Ann Redisch Stampler’s novel has the glimmery cover telling readers to expect a twisty mystery, but what’s inside its pages is actually much more character-driven than first meets the eye.  There’s a lot here about female friendships and family loyalties and growing up, and readers expecting a fast-paced, dark story about a possible murder might look elsewhere.  But for readers who want to sink their teeth into some characters, this is an excellent choice.

Siobhan is a master manipulator, and it’s easy to see why the sheltered Emma would fall so hard for her friendship.  What Stampler does so well is create a believable, compelling friendship between the two girls.  She manages to illustrate how quickly these bonds can form and how harrowing a relationship like this can be for two young teens.  It’s well done, and it’s done with a lot of care.

The exploration of relationships doesn’t stop there, though: much time and space is given to Emma’s relationship with her controlling father.  His rules about how she will conduct herself only become more strict as she becomes embroiled in Siobhan’s life.  There are other relationships at play here, too: Emma’s romantic relationship with Dylan and her tales of her exploits to her very sheltered friend Megan round out the characters in this cast.

Realistic characters and good dialogue help make this book as compelling as it is–but it felt overly long at times, and is definitely meant for readers who like a good character study over fast-paced action.

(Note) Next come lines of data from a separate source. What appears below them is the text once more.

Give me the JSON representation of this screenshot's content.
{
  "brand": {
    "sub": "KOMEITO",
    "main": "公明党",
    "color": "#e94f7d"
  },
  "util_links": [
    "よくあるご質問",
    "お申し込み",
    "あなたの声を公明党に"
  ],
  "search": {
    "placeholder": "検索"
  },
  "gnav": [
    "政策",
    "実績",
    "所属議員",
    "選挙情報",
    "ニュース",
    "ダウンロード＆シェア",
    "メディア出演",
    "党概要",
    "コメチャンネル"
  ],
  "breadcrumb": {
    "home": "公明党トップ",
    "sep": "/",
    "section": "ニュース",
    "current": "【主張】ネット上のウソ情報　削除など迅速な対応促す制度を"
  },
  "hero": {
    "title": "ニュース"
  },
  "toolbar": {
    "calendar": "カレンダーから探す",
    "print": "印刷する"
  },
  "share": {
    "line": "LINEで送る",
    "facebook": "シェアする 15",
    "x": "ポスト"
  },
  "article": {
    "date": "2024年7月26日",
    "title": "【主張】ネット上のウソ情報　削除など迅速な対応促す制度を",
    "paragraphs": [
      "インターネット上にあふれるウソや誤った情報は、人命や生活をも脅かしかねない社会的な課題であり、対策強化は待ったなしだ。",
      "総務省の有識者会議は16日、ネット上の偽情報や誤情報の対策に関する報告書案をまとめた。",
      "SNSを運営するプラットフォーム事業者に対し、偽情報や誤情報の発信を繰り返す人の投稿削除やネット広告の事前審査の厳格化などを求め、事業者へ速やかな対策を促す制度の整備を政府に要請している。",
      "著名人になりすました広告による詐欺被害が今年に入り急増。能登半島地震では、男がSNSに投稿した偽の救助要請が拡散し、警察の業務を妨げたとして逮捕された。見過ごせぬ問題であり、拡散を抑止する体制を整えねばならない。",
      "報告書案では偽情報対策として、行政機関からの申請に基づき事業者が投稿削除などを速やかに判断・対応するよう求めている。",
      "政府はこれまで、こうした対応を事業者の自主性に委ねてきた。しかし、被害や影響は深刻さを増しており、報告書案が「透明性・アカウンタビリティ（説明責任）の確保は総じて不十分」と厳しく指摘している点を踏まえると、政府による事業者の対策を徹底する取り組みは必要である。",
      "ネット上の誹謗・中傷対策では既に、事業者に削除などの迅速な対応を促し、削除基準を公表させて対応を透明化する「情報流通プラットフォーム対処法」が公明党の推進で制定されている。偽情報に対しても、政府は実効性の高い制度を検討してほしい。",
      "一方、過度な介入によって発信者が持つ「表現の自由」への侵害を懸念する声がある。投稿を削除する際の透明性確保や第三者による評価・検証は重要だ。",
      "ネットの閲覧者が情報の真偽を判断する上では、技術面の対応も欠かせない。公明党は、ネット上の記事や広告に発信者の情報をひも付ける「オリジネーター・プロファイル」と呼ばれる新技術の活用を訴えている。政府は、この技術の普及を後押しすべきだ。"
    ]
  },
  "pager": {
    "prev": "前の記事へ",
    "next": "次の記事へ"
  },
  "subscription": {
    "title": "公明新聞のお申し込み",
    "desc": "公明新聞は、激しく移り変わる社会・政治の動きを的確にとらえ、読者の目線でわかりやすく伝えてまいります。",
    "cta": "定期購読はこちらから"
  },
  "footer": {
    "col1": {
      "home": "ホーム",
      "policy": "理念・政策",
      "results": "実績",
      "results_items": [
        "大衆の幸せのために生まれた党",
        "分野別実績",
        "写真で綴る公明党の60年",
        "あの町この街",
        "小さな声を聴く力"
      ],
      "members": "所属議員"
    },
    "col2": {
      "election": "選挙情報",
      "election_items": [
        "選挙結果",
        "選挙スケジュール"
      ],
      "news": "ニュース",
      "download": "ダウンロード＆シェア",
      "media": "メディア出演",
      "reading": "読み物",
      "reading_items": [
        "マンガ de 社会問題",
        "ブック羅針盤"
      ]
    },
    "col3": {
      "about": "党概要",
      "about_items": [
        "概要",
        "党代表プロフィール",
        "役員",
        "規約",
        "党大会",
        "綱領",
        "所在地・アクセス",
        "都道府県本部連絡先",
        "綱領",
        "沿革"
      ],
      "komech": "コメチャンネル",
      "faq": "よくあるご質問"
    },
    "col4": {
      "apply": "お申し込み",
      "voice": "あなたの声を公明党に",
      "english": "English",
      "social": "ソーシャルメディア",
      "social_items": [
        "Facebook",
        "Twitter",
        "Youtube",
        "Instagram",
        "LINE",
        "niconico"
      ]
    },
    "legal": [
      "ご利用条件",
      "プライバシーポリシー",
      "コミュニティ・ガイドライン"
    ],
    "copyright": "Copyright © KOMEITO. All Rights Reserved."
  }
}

Afterparty by Ann Redisch Stampler. Simon Pulse: 2014. ARC provided by publisher for review.